(SPOILERS) Paul Verhoeven’s sci-fi trio of Robocop, Total Recall and Starship Troopers are frequently claimed to be unrivalled in their genre, but it’s really only the first of them that entirely attains that rarefied level. Discussion and praise of Starship Troopers is generally prefaced by noting that great swathes of people – including critics and cast members – were too stupid to realise it was a satire. This is a bit of a Fight Club one, certainly for anyone from the UK (Verhoeven commented “The English got it though. I remember coming out of Heathrow and seeing the posters, which were great. They were just stupid lines about war from the movie. I thought, ‘Finally someone knows how to promote this.’”) who needed no kind of steer to recognise what the director was doing. And what he does, he does splendidly, even if, at times, I’m not sure he entirely sustains a 129-minute movie, since, while both camp and OTT, Starship Troopers is simultaneously required t…

Mountains are old, but they're still green.

Roma (2018)
(SPOILERS) Roma is a critics' darling and a shoe-in for Best Foreign Film Oscar, with the potential to take the big prize to boot, but it left me profoundly indifferent, its elusive majesty remaining determinedly out of reach. Perhaps that's down to generally spurning autobiographical nostalgia fests – complete with 65mm widescreen black and white, so it's quite clear to viewers that the director’s childhood reverie equates to the classics of old – or maybe the elliptical characterisation just didn't grab me, but Alfonso Cuarón's latest amounts to little more than a sliver of substance beneath all that style.

Do you read Sutter Cane?

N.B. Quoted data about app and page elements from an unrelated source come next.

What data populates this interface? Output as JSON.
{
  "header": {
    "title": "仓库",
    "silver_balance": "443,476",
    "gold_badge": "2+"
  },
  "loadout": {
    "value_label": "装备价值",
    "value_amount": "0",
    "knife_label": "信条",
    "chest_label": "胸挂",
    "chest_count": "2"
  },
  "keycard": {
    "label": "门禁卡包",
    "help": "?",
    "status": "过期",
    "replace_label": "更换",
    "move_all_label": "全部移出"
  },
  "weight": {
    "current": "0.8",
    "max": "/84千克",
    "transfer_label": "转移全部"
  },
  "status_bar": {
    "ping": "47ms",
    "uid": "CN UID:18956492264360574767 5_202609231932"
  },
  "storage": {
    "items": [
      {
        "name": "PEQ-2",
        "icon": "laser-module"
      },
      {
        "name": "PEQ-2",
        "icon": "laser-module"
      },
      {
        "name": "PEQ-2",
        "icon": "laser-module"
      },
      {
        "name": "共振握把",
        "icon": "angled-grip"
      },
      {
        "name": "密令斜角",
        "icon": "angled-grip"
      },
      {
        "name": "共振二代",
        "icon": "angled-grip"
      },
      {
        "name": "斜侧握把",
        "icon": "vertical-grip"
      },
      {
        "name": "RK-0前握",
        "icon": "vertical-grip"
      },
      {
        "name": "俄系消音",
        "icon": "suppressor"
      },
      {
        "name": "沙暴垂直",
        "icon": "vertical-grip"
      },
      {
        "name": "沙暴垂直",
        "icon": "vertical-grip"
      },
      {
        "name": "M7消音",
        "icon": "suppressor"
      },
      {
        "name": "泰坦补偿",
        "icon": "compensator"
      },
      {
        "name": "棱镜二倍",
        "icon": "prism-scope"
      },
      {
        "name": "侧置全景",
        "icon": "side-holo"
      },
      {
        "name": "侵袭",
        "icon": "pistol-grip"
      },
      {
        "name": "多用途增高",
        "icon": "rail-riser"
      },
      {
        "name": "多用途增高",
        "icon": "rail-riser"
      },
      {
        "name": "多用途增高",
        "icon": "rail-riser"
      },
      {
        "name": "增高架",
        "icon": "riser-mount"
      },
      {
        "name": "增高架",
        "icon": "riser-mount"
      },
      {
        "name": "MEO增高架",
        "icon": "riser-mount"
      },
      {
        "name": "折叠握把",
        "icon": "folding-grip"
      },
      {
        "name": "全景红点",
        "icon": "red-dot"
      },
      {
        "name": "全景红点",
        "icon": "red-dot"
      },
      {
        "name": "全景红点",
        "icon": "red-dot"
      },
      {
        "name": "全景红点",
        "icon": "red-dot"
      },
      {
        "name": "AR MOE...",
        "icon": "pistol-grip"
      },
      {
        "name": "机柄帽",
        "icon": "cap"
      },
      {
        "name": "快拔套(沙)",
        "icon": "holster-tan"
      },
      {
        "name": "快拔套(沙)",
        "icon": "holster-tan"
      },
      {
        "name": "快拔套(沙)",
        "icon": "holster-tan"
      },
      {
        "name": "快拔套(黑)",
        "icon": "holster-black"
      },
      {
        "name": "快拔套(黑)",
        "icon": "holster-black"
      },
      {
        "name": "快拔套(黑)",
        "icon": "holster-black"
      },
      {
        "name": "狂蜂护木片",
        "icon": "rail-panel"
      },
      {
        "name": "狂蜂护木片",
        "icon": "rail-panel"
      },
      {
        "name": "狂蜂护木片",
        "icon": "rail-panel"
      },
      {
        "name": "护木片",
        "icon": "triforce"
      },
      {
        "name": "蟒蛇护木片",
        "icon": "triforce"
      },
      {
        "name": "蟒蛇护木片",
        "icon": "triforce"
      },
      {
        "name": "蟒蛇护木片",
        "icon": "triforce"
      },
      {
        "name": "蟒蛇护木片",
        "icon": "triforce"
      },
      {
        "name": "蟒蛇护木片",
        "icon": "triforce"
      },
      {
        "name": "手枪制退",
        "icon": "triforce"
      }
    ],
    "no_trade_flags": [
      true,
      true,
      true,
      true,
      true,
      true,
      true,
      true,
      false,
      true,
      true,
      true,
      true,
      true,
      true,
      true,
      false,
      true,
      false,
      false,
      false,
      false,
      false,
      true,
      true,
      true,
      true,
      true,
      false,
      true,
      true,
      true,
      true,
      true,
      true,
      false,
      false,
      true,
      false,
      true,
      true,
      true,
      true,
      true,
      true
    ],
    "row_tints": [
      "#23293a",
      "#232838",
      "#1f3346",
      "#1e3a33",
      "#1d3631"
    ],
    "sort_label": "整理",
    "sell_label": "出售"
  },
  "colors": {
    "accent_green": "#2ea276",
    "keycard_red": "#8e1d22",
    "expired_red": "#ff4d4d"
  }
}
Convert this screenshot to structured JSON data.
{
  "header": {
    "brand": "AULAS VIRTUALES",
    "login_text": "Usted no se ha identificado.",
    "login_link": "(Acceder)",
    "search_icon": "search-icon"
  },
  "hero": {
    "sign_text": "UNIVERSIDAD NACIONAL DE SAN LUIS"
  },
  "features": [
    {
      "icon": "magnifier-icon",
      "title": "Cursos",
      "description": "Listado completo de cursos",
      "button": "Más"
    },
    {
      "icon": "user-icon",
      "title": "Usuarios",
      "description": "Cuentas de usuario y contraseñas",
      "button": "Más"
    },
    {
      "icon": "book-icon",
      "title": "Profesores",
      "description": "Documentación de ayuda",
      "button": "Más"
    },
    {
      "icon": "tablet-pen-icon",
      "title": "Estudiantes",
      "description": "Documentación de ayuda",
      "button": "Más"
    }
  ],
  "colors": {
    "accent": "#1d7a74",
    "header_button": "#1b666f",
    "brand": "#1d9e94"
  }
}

In the Mouth of Madness (1994)
(SPOILERS) The concluding chapter of John Carpenter’s unofficial Apocalypse Trilogy (preceded by The Thing and Prince of Darkness) is also, sadly, his last great movie. Indeed, it stands apart in the qualitative wilderness that beset him during the ‘90s (not for want of output). Michael De Luca’s screenplay had been doing the rounds since the ‘80s, even turned down by Carpenter at one point, and it proves ideal fodder for the director, bringing out the best in him. Even cinematographer Gary K Kibbe seems inspired enough to rise to the occasion. It could do without the chugging rawk soundtrack, perhaps, but then, that was increasingly where Carpenter’s interests resided (as opposed to making decent movies).